══ MATERIAL PROVIDED
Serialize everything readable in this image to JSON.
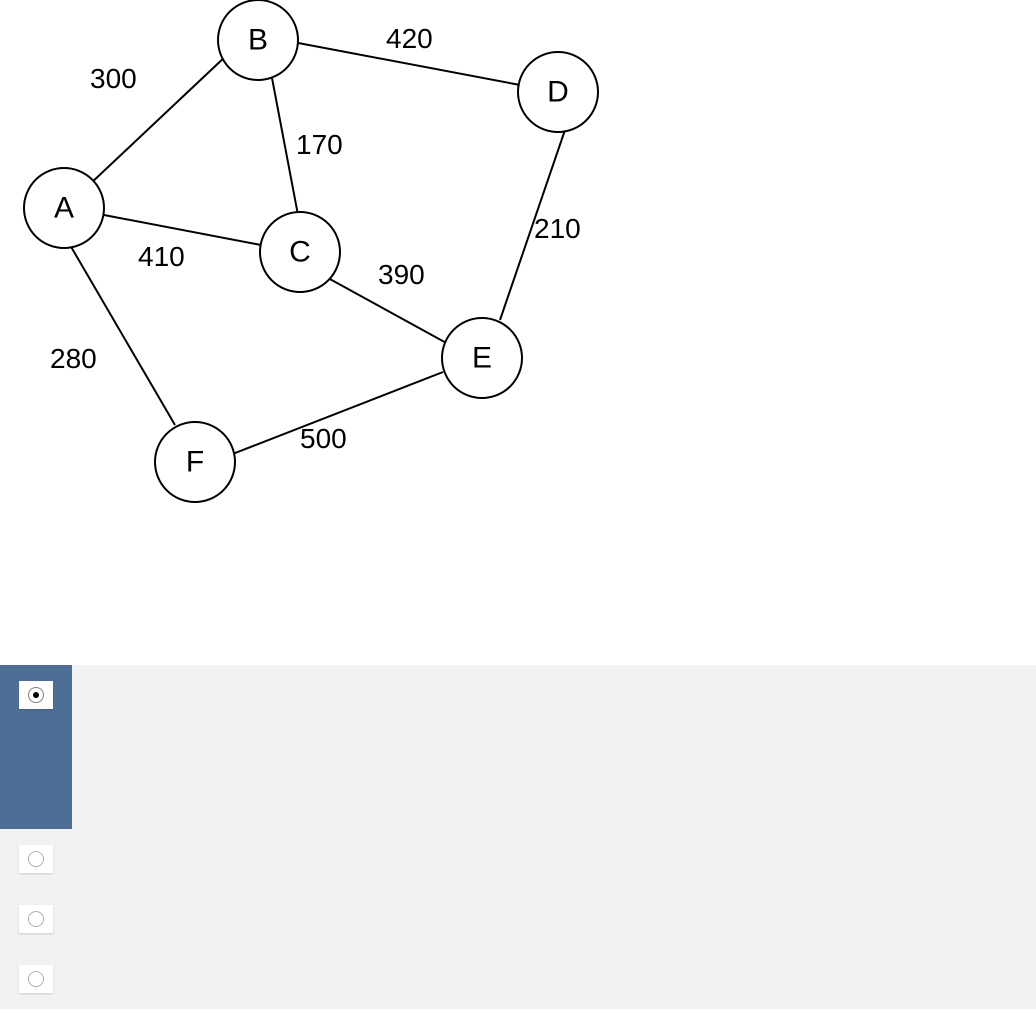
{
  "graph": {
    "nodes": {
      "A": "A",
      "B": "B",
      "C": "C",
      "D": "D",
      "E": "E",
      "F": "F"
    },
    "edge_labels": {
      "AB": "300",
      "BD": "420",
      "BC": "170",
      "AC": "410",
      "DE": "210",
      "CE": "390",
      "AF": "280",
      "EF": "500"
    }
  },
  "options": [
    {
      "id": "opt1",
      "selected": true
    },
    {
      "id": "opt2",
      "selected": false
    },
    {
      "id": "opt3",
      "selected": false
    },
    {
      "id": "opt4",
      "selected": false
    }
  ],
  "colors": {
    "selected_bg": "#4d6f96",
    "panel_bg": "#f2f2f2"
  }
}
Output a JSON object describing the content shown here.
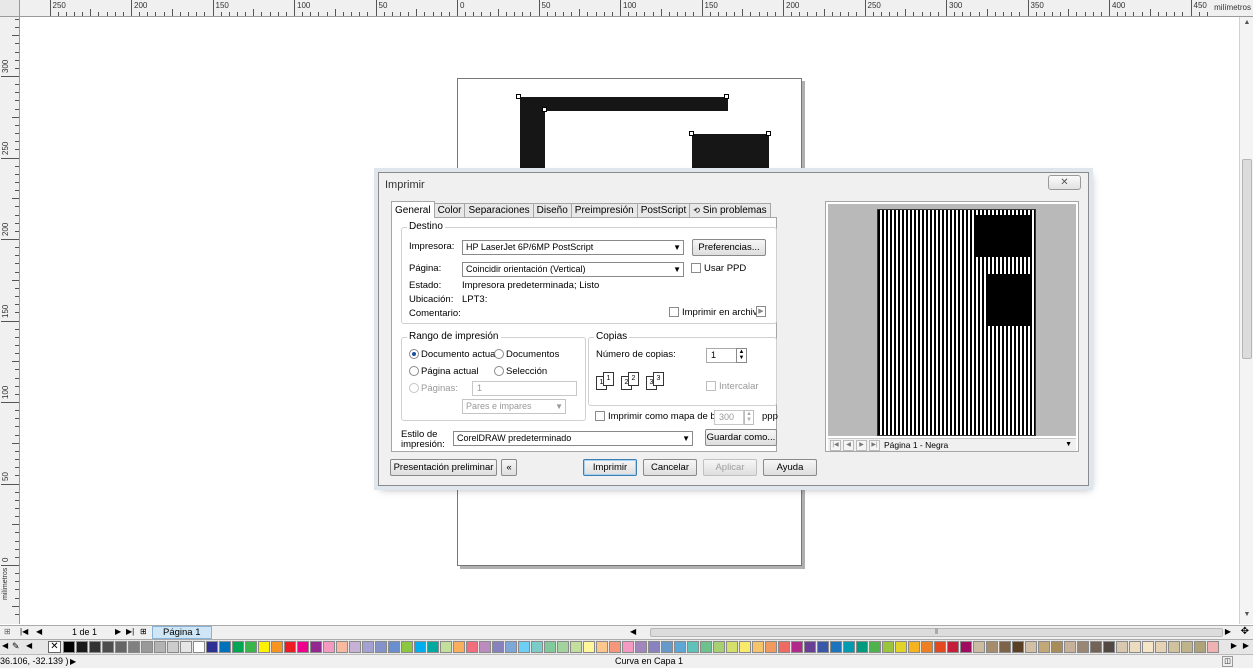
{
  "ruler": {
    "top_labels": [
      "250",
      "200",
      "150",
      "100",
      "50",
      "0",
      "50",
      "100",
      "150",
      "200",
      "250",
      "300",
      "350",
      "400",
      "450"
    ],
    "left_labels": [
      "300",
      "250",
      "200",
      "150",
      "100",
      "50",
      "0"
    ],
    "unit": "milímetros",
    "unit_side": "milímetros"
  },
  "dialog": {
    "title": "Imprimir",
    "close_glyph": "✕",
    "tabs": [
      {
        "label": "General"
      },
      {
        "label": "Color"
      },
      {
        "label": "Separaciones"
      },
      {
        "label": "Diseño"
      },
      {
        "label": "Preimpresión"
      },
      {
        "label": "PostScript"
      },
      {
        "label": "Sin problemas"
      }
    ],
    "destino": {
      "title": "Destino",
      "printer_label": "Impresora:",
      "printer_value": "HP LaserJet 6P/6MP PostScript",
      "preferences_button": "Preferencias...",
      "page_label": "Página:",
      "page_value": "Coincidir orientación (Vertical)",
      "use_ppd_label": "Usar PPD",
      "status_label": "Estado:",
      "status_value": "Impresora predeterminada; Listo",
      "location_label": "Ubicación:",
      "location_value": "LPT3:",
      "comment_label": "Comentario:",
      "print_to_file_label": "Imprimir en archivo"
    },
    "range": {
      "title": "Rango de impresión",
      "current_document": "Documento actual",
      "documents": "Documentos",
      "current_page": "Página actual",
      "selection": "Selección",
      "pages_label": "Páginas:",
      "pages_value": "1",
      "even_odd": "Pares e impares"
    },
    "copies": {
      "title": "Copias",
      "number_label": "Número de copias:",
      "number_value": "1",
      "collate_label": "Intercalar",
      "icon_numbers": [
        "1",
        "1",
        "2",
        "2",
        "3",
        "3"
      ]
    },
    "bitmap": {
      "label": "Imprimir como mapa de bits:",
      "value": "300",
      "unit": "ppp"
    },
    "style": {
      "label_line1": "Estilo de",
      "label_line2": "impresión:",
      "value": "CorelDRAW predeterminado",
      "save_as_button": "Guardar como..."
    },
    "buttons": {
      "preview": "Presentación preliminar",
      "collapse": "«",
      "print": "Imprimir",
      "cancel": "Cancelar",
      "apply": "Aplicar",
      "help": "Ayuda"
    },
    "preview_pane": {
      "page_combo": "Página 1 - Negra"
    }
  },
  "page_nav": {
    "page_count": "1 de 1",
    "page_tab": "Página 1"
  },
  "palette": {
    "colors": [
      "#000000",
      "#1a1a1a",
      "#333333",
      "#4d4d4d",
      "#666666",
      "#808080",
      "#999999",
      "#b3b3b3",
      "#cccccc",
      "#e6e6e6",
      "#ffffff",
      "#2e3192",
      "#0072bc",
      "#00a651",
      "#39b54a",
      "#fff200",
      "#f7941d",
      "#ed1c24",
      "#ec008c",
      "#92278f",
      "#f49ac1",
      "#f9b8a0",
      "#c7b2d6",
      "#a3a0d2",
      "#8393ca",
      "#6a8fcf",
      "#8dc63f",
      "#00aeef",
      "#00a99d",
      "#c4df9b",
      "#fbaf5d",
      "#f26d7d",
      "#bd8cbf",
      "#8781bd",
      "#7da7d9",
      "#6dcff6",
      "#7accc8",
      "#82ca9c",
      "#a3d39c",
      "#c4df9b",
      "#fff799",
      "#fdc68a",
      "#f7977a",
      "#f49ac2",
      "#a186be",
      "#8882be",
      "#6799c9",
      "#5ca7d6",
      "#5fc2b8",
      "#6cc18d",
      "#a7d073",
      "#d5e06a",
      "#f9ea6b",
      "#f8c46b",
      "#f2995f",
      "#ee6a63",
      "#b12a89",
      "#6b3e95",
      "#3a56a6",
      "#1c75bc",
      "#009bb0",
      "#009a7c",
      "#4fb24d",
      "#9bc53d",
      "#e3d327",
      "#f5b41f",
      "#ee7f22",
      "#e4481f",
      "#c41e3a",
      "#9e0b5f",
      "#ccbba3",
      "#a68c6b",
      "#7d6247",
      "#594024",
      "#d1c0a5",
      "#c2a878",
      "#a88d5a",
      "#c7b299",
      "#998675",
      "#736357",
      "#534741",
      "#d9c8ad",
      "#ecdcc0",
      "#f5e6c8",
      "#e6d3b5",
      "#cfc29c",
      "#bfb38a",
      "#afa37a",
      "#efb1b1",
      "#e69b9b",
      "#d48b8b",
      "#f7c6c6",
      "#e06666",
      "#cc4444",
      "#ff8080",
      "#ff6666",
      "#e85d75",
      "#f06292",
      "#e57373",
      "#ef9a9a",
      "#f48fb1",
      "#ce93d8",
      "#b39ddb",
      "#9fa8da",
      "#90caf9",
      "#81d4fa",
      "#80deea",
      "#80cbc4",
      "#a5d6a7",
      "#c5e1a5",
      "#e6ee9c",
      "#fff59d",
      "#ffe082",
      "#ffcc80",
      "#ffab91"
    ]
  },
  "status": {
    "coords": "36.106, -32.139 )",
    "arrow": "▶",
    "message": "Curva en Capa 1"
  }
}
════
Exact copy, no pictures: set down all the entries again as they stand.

Serialize everything readable in this image to JSON.
{
  "graph": {
    "nodes": {
      "A": "A",
      "B": "B",
      "C": "C",
      "D": "D",
      "E": "E",
      "F": "F"
    },
    "edge_labels": {
      "AB": "300",
      "BD": "420",
      "BC": "170",
      "AC": "410",
      "DE": "210",
      "CE": "390",
      "AF": "280",
      "EF": "500"
    }
  },
  "options": [
    {
      "id": "opt1",
      "selected": true
    },
    {
      "id": "opt2",
      "selected": false
    },
    {
      "id": "opt3",
      "selected": false
    },
    {
      "id": "opt4",
      "selected": false
    }
  ],
  "colors": {
    "selected_bg": "#4d6f96",
    "panel_bg": "#f2f2f2"
  }
}
Output a JSON object describing the content shown here.
{
  "ruler": {
    "top_labels": [
      "250",
      "200",
      "150",
      "100",
      "50",
      "0",
      "50",
      "100",
      "150",
      "200",
      "250",
      "300",
      "350",
      "400",
      "450"
    ],
    "left_labels": [
      "300",
      "250",
      "200",
      "150",
      "100",
      "50",
      "0"
    ],
    "unit": "milímetros",
    "unit_side": "milímetros"
  },
  "dialog": {
    "title": "Imprimir",
    "close_glyph": "✕",
    "tabs": [
      {
        "label": "General"
      },
      {
        "label": "Color"
      },
      {
        "label": "Separaciones"
      },
      {
        "label": "Diseño"
      },
      {
        "label": "Preimpresión"
      },
      {
        "label": "PostScript"
      },
      {
        "label": "Sin problemas"
      }
    ],
    "destino": {
      "title": "Destino",
      "printer_label": "Impresora:",
      "printer_value": "HP LaserJet 6P/6MP PostScript",
      "preferences_button": "Preferencias...",
      "page_label": "Página:",
      "page_value": "Coincidir orientación (Vertical)",
      "use_ppd_label": "Usar PPD",
      "status_label": "Estado:",
      "status_value": "Impresora predeterminada; Listo",
      "location_label": "Ubicación:",
      "location_value": "LPT3:",
      "comment_label": "Comentario:",
      "print_to_file_label": "Imprimir en archivo"
    },
    "range": {
      "title": "Rango de impresión",
      "current_document": "Documento actual",
      "documents": "Documentos",
      "current_page": "Página actual",
      "selection": "Selección",
      "pages_label": "Páginas:",
      "pages_value": "1",
      "even_odd": "Pares e impares"
    },
    "copies": {
      "title": "Copias",
      "number_label": "Número de copias:",
      "number_value": "1",
      "collate_label": "Intercalar",
      "icon_numbers": [
        "1",
        "1",
        "2",
        "2",
        "3",
        "3"
      ]
    },
    "bitmap": {
      "label": "Imprimir como mapa de bits:",
      "value": "300",
      "unit": "ppp"
    },
    "style": {
      "label_line1": "Estilo de",
      "label_line2": "impresión:",
      "value": "CorelDRAW predeterminado",
      "save_as_button": "Guardar como..."
    },
    "buttons": {
      "preview": "Presentación preliminar",
      "collapse": "«",
      "print": "Imprimir",
      "cancel": "Cancelar",
      "apply": "Aplicar",
      "help": "Ayuda"
    },
    "preview_pane": {
      "page_combo": "Página 1 - Negra"
    }
  },
  "page_nav": {
    "page_count": "1 de 1",
    "page_tab": "Página 1"
  },
  "palette": {
    "colors": [
      "#000000",
      "#1a1a1a",
      "#333333",
      "#4d4d4d",
      "#666666",
      "#808080",
      "#999999",
      "#b3b3b3",
      "#cccccc",
      "#e6e6e6",
      "#ffffff",
      "#2e3192",
      "#0072bc",
      "#00a651",
      "#39b54a",
      "#fff200",
      "#f7941d",
      "#ed1c24",
      "#ec008c",
      "#92278f",
      "#f49ac1",
      "#f9b8a0",
      "#c7b2d6",
      "#a3a0d2",
      "#8393ca",
      "#6a8fcf",
      "#8dc63f",
      "#00aeef",
      "#00a99d",
      "#c4df9b",
      "#fbaf5d",
      "#f26d7d",
      "#bd8cbf",
      "#8781bd",
      "#7da7d9",
      "#6dcff6",
      "#7accc8",
      "#82ca9c",
      "#a3d39c",
      "#c4df9b",
      "#fff799",
      "#fdc68a",
      "#f7977a",
      "#f49ac2",
      "#a186be",
      "#8882be",
      "#6799c9",
      "#5ca7d6",
      "#5fc2b8",
      "#6cc18d",
      "#a7d073",
      "#d5e06a",
      "#f9ea6b",
      "#f8c46b",
      "#f2995f",
      "#ee6a63",
      "#b12a89",
      "#6b3e95",
      "#3a56a6",
      "#1c75bc",
      "#009bb0",
      "#009a7c",
      "#4fb24d",
      "#9bc53d",
      "#e3d327",
      "#f5b41f",
      "#ee7f22",
      "#e4481f",
      "#c41e3a",
      "#9e0b5f",
      "#ccbba3",
      "#a68c6b",
      "#7d6247",
      "#594024",
      "#d1c0a5",
      "#c2a878",
      "#a88d5a",
      "#c7b299",
      "#998675",
      "#736357",
      "#534741",
      "#d9c8ad",
      "#ecdcc0",
      "#f5e6c8",
      "#e6d3b5",
      "#cfc29c",
      "#bfb38a",
      "#afa37a",
      "#efb1b1",
      "#e69b9b",
      "#d48b8b",
      "#f7c6c6",
      "#e06666",
      "#cc4444",
      "#ff8080",
      "#ff6666",
      "#e85d75",
      "#f06292",
      "#e57373",
      "#ef9a9a",
      "#f48fb1",
      "#ce93d8",
      "#b39ddb",
      "#9fa8da",
      "#90caf9",
      "#81d4fa",
      "#80deea",
      "#80cbc4",
      "#a5d6a7",
      "#c5e1a5",
      "#e6ee9c",
      "#fff59d",
      "#ffe082",
      "#ffcc80",
      "#ffab91"
    ]
  },
  "status": {
    "coords": "36.106, -32.139 )",
    "arrow": "▶",
    "message": "Curva en Capa 1"
  }
}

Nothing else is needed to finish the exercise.